Elegance in science

The world thus exists to the soul to satisfy the desire of beauty. This element I call an ultimate end. No reason can be asked or given why the soul seeks beauty. Beauty, in its largest and profoundest sense, is one expression for the universe.
- Ralph Waldo Emerson ("Beauty" from Nature, published as part of Nature; Addresses and Lectures)
All four of Maxwell's equations (shown in Differential Form) describe the fundamentals of how electricity and magnetism are related. Even for those of us who don't completely understand its scientific meaning, we can admire how simple and concisely we can express the way the world works. 
If beauty is the expression for the universe, then it lies in the eye of science. Our scientific endeavors toward understanding the beauty of nature might even tell us something about ourselves.

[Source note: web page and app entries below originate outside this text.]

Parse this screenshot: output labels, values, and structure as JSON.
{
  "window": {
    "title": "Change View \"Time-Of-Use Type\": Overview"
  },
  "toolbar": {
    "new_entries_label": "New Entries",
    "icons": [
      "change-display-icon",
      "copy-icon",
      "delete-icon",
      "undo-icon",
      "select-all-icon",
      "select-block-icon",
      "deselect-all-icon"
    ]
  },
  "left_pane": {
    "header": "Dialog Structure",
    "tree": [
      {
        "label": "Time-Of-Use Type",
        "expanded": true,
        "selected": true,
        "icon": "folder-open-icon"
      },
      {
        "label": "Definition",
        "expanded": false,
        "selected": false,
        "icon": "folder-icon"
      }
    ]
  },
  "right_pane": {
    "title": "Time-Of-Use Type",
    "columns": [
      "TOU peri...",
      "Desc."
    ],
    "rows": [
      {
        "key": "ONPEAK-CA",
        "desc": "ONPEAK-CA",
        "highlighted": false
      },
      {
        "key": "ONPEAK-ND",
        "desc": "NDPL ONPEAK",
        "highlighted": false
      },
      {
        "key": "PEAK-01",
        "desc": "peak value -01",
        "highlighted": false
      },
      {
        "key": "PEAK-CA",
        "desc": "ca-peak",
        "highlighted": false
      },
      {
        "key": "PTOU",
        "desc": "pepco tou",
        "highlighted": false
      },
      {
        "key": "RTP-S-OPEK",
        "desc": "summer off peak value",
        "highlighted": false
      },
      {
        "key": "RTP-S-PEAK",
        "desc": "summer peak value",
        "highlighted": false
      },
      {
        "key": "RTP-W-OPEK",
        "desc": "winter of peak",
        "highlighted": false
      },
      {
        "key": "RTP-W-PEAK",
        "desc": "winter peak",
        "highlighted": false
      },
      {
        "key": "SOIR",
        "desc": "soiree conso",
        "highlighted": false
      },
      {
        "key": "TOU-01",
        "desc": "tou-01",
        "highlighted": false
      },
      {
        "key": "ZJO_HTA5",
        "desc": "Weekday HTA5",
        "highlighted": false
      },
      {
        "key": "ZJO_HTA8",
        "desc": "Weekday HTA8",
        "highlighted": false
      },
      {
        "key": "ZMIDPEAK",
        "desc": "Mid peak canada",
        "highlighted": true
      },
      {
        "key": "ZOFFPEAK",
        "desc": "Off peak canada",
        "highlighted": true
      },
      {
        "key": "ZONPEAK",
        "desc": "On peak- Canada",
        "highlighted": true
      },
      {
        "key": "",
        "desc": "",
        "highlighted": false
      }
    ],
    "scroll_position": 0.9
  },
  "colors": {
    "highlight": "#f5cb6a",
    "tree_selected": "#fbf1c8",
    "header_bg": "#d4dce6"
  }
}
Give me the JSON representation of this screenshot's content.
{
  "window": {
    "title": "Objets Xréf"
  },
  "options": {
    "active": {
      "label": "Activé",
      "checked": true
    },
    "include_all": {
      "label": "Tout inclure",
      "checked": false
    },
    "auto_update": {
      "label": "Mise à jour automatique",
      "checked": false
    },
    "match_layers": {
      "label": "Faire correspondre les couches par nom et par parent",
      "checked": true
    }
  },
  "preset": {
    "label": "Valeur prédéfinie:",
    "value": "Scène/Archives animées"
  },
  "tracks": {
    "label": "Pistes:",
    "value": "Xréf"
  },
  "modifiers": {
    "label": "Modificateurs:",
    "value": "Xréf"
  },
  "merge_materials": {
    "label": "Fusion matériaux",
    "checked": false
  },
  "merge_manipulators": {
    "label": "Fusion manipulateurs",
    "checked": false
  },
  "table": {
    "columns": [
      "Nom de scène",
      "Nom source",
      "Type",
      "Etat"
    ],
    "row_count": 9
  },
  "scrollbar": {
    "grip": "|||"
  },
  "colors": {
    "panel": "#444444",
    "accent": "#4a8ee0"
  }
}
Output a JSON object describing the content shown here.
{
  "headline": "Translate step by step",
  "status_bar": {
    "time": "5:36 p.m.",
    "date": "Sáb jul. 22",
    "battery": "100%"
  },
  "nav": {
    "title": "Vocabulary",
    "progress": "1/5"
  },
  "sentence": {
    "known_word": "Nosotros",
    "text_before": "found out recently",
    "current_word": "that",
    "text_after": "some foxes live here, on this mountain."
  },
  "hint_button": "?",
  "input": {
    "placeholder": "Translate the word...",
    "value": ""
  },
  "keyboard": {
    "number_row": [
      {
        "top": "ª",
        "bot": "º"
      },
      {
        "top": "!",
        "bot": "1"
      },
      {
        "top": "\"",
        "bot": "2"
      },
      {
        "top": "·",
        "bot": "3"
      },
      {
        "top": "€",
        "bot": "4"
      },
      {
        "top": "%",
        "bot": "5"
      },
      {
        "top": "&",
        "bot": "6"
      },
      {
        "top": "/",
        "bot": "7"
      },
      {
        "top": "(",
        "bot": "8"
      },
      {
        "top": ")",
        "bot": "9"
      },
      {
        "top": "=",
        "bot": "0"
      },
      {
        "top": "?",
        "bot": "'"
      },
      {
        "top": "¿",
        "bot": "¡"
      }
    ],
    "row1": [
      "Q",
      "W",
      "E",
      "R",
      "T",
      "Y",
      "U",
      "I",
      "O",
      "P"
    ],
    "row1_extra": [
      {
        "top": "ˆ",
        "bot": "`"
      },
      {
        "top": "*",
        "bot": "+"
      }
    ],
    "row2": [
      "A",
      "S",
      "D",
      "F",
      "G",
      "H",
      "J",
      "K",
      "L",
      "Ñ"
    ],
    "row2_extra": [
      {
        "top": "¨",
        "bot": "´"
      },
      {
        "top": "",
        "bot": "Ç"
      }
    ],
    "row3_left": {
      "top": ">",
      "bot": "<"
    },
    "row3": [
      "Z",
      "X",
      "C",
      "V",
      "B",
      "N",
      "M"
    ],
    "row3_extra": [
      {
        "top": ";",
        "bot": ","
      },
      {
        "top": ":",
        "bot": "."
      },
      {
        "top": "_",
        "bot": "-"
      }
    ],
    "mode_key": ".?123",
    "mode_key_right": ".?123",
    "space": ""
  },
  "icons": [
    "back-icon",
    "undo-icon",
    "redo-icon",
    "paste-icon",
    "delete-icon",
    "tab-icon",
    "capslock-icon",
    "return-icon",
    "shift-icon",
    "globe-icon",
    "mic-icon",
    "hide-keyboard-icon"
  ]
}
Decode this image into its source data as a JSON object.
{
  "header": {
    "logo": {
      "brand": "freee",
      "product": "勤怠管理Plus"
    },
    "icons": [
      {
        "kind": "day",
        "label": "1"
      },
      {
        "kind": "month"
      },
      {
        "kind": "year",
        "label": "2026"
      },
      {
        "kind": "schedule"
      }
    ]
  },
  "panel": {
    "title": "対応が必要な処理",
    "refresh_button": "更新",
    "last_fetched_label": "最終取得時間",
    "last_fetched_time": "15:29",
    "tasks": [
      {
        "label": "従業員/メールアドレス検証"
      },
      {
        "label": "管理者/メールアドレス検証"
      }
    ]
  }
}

Challenge the Status Quo: Strengths and Limitations of Academic Freedom

Undergraduates of America,

The time to change history is yours. 

It's likely that you've spent most of your life growing up in a bubble. It might be true that, in your hometown, you never knew much about the world around you. You may have wondered about things and desired to learn more, but it might have been difficult for you. You might have felt powerless, oppressed, or weak in any way at some points throughout your life. Now that you're at the university, But the world is exciting, terrifying, and absurd. And that's what makes you human. Take it in stride. 
"Elsipogtog" by Fanny Aishaa

Imposter Syndrome: Noble Humility or Shameful Insecurity?

Read this article in the Indiana Daily Student here....

From the first day of an introductory course in philosophy, psychology, or any field, we are inundated by the daunting knowledge and opportunities of the world. You realize that there's so much to explore and learn. The things you know about the world might be wrong, and the things that you're proud of might seem trivial, irrelevant, or unimportant in the face of the amazing things that others have done. Others might tell you that you're intelligent, hardworking, or diligent, but you feel as though you're not what everyone thinks you are. To make matters worse, socioeconomic and biological factors of the world might cause us to lose sight of what we truly have control over. We might think that we are only doing well because we were born to the right family, the top school, or the best genes. Students of color might feel as though they are recipients of affirmative action. Women might feel as though society should not expect them to believe they are intelligent. It doesn't matter if you're the prince or the pauper, the smartest or the strongest, the highest or the lowest. You wonder, "How did I get here?"

"We are What We Do": The American Dream and Education

Who are we? At the beginning of many of my classes and activities (from kindergarten to college), my teachers sometimes coerce us to introducing ourselves to others. It usually involves telling others your name and a something you do. You can share that you play a sport, an instrument, or a video game; you can tell others about a hobby or a skill; or you can introduce yourself with your job. We see each other as trumpeters, origami enthusiasts, or accountants. We define ourselves by what we do. Why?

How to Make a Beautiful Science Presentation

Now that my internship at the University of Chicago Conte Center for Computational Neuropsychiatric Genomics is over, I'm home in Indiana for a week before heading back to Bloomington for the start of university. During the last week of the internship, I received a great deal of praise for my project presentation. I'm very grateful for the appreciation of those who enjoyed it, and, since I spend a great deal of time putting it together, I'd like to talk about how scientists should make presentations (whether that presentation is a powerpoint, poster, talk, or anything similar).